Munchkin 2 froze in her tracks. You could see the wheels turning in her little mind, calculating the odds and sensing my weakness. She planted her feet, gave me a naughty little smile and took off running into the very parking lot I was trying to avoid entering with my genius parking place.
I dove. I yelled. Groceries flew, dolls hit the pavement, and some innocent bystander who happened to see the spectacle held Munchkin 1’s hand on the sidewalk while they watched the ordeal unfold. (Innocent bystander is now my new BFF, by the way).
The running toddler only made it a few steps into a handicapped parking space at the entrance, but between the yelling, her crying and the flying groceries and dolls, we made enough of a spectacle to draw attention from everyone walking in to the store on this doomed Friday afternoon.
Call me crazy, but Friday afternoons in front of King Soopers seem horribly busy. Busy enough and full of enough people lingering at the entrance that I couldn’t bring myself to add to the humiliation and spectacle and give the little one the spanking I so desperately thought the situation warranted.
The nice lady My BFF who held Munchkin 1’s hand helped me gather up the groceries and dolls and make my way to the car, and who knows what in the world she was thinking about me. I couldn’t really concentrate with Munchkin 2 screaming in my ear as I lugged her along with all of the other junk I was carrying.
Behind the closed doors of my minivan, I sat in the seat and had a moment. Talk about publicly earning the mother of the year award!
So, after this disastrous afternoon, I now follow these rules without question if I have to take the Munchkins shopping. If you shop with little ones, take note–if my story can save even one mad dive into a handicapped space in front of a large crowd of shoppers, it will be worth it!
1. Do NOT allow your children to bring any type of toy that cannot be stuffed into your purse into the store. Said toys will prove hazardous in the event of a chasing a running toddler.
2. Do not under any circumstances let your toddler free from the confines of the shopping cart. No matter how well you think your child minds or how many bribes you are prepared to offer (don’t judge–I’m one of those parents who does something which I claimed I wouldn’t do in my pre-child days), unbuckling a seat belt and allowing your child to walk to the car will likely end in public humiliation.
3. Friday afternoons are horribly busy and embarrassing days to shop. The sheer number of people gawking at the front entrance while you chase the aforementioned toddler will be significantly higher than at, say, a nice quiet time like 11:00 at night when the sweet little angels are sleeping peacefully. Does anyone know if the Starbucks is open then?
4. Leave your bagged groceries in a shopping cart with the securely buckled toddlers.
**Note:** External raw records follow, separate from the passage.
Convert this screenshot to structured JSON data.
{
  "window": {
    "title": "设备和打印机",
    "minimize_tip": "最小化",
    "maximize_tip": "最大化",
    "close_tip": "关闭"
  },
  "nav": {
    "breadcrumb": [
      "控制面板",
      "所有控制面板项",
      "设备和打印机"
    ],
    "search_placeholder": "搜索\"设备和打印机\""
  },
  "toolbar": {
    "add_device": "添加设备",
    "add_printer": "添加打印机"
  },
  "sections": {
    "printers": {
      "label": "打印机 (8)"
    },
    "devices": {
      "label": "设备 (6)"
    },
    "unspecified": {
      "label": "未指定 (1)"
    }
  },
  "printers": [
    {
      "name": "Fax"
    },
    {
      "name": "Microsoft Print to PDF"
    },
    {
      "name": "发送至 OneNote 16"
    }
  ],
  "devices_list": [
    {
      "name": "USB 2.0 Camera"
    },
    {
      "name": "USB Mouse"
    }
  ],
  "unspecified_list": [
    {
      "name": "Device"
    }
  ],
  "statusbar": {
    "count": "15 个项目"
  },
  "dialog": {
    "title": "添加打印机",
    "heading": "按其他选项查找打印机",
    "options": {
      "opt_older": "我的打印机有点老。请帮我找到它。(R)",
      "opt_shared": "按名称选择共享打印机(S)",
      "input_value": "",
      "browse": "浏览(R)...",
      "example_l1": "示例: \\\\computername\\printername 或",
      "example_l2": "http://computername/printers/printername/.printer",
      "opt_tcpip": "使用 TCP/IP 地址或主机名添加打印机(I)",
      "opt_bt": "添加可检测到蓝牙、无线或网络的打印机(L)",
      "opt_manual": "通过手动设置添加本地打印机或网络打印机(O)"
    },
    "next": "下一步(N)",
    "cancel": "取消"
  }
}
Even if you only have a few bags and what seems like a short walk to the car, grocery bags swinging from your arm will make chasing and scooping up a runaway child nearly impossible. The extra toy you have to carry along with the escaped child is yet another reason why grocery bags MUST stay in the cart.
5. Don’t see a cart corral anywhere near the super-cool new place you chose to park? Forget it! Be that person and leave the cart obnoxiously out in the middle of the lot. A dirty look from the one person who notices your inconsiderate behavior is a
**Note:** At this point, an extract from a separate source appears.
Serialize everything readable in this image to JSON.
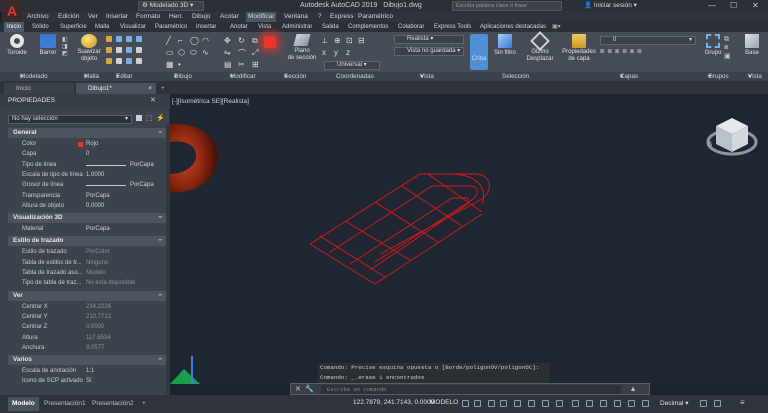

thousand million times better than the public humiliation you risk by not keeping the protection offered by the shopping cart with your grocery bags and toddlers securely in it.
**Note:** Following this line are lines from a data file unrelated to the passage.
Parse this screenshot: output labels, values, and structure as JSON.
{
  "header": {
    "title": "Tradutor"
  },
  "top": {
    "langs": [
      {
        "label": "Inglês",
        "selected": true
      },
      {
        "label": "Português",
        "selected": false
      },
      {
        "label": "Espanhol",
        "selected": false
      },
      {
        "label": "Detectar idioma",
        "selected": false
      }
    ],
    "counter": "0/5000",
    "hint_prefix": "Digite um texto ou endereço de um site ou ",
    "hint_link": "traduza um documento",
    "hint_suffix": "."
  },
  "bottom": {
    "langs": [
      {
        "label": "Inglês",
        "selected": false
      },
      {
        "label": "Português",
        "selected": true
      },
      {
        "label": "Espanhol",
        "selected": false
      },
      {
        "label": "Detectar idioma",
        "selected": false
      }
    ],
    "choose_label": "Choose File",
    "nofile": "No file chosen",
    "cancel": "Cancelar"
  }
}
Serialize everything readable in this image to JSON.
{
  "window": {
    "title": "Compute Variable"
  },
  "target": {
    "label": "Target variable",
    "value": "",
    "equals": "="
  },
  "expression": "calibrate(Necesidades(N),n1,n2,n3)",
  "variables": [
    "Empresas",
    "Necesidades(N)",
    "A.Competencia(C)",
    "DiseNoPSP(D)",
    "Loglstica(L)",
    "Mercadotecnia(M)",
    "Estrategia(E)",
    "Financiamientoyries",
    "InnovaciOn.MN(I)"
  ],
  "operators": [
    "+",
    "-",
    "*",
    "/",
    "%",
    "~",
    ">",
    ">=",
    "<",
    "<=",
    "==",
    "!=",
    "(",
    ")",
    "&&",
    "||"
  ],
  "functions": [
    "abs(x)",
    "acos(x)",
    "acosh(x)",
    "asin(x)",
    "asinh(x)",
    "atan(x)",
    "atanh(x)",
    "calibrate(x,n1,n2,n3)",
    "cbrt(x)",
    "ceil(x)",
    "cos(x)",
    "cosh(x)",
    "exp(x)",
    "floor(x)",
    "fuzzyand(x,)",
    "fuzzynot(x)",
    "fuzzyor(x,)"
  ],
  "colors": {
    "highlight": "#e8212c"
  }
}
5. Snugly laced running shoes and clothes made for diving and sprinting are highly recommended.
6. If someone offers you help or has to step in and help because they see your toddler abandoned on the sidewalk while you chase her sister, do not turn him or her away. When the pity card is all you have left, play it!
7. Have an understanding and hilarious friend on stand-by to talk you out of crying in your car over your lack of parenting skills and to remind you that even the best mom-ninjas learn the hard way sometimes.